AIM OF THE EXERCISE: The answer must consist of every line in the records that contains the word "structure".

DATA SHOWN:
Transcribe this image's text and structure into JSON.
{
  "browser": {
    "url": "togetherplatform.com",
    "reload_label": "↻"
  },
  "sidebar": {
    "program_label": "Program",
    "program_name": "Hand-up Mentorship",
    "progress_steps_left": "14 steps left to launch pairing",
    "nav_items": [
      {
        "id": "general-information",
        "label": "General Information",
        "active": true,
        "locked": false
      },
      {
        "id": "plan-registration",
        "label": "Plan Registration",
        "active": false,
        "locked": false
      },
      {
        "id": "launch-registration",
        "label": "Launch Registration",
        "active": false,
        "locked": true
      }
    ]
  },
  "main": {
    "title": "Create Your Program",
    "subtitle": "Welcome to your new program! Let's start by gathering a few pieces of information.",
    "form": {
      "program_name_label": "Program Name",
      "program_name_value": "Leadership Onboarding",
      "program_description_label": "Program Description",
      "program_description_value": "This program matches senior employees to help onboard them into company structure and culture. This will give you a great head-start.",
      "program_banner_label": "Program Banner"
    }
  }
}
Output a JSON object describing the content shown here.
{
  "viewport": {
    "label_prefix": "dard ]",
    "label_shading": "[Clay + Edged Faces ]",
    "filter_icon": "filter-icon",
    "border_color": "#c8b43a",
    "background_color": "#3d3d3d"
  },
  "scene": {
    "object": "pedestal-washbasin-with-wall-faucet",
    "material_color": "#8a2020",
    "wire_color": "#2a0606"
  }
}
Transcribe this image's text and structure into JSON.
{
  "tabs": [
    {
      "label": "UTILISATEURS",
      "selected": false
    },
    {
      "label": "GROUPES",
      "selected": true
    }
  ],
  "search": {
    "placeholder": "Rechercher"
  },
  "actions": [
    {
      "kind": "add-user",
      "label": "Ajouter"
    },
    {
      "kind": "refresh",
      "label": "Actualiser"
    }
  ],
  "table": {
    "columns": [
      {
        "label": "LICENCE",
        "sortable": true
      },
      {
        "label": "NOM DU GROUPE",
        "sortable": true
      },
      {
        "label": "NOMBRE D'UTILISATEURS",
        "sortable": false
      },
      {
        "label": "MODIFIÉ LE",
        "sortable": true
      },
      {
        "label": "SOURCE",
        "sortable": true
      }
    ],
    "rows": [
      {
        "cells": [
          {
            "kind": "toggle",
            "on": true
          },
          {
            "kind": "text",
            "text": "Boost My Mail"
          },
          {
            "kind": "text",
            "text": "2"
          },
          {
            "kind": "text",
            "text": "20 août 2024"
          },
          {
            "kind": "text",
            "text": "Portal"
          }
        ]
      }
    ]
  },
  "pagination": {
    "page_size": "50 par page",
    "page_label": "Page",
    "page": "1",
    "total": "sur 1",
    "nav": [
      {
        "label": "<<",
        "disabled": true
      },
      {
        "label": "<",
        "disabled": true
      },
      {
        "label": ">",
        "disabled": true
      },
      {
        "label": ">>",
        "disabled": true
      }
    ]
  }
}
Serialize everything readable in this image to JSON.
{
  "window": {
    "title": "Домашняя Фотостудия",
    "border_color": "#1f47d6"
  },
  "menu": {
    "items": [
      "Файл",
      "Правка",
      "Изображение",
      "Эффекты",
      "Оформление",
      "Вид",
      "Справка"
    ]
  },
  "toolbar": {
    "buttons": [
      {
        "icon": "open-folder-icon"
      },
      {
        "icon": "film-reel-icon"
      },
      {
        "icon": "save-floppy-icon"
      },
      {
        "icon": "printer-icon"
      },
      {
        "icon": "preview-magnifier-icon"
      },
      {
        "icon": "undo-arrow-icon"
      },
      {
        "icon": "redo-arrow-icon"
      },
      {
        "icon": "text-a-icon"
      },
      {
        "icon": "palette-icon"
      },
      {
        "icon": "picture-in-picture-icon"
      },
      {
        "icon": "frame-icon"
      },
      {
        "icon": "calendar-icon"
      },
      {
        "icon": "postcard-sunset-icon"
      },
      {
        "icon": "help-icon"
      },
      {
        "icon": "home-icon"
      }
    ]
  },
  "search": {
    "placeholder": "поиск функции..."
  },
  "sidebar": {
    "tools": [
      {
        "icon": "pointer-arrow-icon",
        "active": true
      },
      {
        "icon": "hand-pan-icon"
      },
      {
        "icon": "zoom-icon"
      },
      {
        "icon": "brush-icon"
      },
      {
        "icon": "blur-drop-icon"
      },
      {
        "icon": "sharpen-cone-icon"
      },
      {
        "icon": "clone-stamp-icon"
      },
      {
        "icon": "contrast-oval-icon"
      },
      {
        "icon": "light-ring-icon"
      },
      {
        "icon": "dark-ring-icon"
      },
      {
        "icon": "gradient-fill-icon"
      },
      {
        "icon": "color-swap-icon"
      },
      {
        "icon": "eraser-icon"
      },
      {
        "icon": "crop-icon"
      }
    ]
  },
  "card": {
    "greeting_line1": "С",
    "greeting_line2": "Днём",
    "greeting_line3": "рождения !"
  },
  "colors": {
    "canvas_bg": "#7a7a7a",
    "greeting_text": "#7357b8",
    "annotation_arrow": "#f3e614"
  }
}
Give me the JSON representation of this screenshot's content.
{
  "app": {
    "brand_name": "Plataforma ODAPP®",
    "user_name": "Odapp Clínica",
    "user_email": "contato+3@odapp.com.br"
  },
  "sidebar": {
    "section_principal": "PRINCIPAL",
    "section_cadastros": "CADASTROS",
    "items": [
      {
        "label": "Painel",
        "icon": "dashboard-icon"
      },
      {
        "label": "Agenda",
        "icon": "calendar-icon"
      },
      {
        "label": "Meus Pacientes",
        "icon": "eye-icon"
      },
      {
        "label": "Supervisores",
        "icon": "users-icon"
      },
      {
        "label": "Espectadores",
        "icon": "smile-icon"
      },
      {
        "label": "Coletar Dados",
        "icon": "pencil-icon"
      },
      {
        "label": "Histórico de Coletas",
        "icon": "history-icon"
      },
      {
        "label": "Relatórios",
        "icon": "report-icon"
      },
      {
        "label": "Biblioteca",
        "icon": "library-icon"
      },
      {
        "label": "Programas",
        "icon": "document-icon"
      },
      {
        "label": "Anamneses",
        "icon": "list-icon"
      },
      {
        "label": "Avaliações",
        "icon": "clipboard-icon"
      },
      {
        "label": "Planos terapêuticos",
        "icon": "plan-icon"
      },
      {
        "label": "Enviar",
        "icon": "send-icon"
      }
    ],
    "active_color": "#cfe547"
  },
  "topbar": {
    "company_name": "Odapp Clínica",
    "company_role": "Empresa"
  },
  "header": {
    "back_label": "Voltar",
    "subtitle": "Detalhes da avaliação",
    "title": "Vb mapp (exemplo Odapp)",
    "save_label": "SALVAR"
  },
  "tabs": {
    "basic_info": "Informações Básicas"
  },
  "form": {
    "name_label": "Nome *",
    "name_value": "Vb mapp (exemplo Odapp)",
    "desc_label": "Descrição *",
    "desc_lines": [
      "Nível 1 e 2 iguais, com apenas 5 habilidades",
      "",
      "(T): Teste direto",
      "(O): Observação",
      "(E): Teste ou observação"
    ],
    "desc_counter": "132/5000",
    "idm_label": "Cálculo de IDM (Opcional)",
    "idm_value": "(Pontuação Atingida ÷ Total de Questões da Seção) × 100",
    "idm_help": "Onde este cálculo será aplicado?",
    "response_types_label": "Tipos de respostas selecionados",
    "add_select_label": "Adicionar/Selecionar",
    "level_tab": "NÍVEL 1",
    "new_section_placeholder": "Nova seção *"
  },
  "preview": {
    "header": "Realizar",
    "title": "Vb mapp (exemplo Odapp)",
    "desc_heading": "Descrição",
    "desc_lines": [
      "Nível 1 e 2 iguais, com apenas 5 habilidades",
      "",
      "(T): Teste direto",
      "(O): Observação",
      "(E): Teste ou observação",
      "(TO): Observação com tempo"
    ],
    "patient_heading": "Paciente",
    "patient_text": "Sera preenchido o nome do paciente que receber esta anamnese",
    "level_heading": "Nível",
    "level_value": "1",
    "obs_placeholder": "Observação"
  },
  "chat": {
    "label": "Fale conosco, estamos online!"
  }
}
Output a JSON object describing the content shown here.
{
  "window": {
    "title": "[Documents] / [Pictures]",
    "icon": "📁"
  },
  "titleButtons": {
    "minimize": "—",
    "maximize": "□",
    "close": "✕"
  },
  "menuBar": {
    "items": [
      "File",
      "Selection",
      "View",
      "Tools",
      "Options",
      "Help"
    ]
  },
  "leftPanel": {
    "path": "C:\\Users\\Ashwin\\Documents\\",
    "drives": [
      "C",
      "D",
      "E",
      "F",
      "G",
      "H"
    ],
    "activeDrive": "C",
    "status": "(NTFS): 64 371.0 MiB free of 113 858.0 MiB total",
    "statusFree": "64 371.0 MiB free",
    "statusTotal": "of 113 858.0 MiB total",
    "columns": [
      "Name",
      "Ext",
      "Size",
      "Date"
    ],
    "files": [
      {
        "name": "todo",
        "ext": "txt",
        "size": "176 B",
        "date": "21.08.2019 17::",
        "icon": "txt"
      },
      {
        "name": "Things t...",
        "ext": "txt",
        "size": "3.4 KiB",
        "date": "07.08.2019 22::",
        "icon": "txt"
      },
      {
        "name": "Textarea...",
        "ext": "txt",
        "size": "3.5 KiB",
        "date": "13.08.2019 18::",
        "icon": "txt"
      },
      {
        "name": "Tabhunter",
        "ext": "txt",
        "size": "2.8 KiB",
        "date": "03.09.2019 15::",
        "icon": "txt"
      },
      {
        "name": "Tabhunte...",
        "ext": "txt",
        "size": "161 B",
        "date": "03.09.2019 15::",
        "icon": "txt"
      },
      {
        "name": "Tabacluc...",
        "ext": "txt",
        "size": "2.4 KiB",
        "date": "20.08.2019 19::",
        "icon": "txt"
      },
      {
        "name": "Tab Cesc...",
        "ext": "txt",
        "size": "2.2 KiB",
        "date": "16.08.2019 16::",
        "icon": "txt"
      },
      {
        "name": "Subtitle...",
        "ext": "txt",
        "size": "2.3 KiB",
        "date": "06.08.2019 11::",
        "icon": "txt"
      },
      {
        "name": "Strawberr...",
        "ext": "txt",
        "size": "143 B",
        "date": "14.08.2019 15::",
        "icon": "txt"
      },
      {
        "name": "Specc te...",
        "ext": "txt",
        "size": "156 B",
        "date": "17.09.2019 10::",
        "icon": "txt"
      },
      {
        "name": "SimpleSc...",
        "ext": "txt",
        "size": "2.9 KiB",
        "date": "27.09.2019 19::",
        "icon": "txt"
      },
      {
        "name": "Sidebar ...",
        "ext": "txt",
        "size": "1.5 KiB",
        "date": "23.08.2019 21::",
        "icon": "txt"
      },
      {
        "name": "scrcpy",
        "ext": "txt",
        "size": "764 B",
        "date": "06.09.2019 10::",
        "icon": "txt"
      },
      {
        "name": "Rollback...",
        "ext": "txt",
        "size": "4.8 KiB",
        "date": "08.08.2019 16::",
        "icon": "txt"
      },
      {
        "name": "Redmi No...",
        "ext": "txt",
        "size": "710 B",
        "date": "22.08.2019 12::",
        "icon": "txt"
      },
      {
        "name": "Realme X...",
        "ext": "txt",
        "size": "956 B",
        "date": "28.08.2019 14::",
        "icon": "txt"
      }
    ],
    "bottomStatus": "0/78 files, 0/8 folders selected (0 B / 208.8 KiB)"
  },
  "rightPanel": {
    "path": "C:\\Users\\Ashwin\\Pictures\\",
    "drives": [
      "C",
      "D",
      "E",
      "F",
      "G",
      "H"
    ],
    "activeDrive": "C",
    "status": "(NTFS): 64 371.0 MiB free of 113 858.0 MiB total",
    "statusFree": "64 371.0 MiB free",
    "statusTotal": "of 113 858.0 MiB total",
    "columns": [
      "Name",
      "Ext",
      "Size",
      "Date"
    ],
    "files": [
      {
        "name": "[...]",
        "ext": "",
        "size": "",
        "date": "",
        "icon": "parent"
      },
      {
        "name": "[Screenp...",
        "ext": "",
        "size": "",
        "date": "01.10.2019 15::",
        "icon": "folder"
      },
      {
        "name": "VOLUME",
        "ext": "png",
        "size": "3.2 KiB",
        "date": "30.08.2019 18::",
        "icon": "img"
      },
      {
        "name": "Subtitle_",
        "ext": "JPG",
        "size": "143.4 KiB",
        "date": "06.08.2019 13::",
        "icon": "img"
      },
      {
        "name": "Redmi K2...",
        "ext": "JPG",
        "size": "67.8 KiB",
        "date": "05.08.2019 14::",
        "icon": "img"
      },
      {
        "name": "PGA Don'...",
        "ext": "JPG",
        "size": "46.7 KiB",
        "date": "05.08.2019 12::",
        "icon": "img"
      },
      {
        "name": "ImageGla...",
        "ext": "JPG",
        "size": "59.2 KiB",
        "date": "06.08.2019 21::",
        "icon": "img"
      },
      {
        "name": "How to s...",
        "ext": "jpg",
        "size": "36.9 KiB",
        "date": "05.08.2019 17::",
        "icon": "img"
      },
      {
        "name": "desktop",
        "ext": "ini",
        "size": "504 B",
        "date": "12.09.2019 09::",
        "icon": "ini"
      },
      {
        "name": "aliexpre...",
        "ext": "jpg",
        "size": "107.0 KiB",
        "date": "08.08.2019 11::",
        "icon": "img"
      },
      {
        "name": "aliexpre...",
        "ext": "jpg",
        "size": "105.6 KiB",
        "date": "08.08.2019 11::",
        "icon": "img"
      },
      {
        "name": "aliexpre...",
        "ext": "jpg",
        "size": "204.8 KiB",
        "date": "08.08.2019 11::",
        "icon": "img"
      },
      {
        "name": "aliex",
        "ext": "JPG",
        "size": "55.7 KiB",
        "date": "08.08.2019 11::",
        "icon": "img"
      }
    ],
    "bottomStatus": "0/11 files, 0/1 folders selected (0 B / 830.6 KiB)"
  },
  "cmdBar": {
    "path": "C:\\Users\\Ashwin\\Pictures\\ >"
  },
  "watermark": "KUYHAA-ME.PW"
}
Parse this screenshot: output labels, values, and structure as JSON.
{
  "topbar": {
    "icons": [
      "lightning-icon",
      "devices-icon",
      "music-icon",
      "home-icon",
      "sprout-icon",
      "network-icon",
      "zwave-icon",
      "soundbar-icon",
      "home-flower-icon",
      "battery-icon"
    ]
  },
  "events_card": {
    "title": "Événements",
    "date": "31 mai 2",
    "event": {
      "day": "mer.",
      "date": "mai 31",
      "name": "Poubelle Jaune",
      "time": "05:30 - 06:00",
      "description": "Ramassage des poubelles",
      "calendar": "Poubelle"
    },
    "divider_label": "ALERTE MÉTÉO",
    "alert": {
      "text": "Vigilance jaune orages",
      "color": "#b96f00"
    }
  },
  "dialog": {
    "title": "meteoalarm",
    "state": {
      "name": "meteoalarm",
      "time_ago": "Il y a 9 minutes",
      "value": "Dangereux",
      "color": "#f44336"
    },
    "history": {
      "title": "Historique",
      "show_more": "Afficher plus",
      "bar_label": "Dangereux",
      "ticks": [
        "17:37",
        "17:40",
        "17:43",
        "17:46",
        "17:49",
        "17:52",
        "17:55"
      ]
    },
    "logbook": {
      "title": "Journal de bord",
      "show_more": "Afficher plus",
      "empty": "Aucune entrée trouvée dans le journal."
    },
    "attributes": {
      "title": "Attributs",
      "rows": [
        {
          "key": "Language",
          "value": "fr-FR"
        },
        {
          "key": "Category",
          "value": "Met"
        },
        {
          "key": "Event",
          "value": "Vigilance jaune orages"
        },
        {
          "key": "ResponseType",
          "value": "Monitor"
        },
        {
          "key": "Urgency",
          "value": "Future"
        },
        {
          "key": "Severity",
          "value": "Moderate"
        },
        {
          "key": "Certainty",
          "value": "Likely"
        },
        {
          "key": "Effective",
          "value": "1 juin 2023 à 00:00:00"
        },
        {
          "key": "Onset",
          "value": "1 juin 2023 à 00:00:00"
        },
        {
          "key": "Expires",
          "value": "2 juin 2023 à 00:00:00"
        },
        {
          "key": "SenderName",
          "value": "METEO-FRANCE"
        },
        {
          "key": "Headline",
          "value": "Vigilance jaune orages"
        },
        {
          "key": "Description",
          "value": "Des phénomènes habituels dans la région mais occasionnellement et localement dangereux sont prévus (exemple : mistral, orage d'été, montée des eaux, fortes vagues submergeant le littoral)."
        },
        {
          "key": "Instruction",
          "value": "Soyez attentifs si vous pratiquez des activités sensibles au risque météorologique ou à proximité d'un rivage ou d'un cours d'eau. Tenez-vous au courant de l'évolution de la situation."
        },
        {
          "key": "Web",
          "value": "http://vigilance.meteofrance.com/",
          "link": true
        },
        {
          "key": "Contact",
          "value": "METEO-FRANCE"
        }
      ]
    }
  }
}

EXPECTED OUTPUT:
Transcribe this image's text and structure into JSON.
      "program_description_value": "This program matches senior employees to help onboard them into company structure and culture. This will give you a great head-start.",
Transcribe this image's text and structure into JSON.
Parse this screenshot: output labels, values, and structure as JSON.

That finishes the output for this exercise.